BY MONDAY: You should have at least two potential ideas for topics, and have conducted preliminary searches for both. If you find appropriate articles, please bring them in; if you don’t, bring a list of the different keyword combinations and databases you have tried. In class we will share topics, brainstorm effective searching techniques, and troubleshoot issues for those who are not finding enough sources.
NEXT FRIDAY: We will visit a nearby rare book library to learn more about Romantic periodicals, examine copies of widely-read magazines from the period, and get hands-on experience in finding additional sources for your essays.
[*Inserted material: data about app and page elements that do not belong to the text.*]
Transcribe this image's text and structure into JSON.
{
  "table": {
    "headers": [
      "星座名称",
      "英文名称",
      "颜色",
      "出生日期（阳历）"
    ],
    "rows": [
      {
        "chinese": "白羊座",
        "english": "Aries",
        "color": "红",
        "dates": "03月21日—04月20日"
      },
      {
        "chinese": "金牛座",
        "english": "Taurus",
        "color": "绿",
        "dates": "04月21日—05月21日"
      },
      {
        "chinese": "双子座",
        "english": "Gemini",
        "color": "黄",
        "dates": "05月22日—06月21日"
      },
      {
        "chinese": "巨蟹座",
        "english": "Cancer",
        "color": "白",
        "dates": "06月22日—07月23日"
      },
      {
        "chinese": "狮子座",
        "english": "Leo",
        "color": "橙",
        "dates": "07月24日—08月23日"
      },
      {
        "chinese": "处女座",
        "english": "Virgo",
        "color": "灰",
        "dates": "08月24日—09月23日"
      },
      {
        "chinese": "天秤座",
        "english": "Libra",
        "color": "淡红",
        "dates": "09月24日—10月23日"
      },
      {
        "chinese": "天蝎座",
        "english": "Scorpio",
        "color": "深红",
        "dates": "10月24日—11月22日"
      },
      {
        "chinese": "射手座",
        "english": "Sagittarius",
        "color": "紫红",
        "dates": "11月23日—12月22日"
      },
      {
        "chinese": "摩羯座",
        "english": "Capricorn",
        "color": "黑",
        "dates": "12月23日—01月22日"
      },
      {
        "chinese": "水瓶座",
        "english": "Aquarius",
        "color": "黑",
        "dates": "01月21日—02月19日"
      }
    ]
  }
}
As you acquire each new source, you should save it as a PDF or image (if photographed in the archive) read it closely, take notes on the aspects that seem most significant to you, and begin organizing your draft. Your essay should have a clear thesis statement in the first paragraph, which synthesizes your sources and explains your specific interpretive angle on them. You should use direct textual evidence from all of your articles; make sure you aren’t simply summarizing (though some summary will certainly be appropriate) but also analyzing how the different articles approach the topic and how these differences are significant. Make sure to avoid broad generalizations and vague statements of opinion; be specific and accurate when characterizing the views expressed in your articles.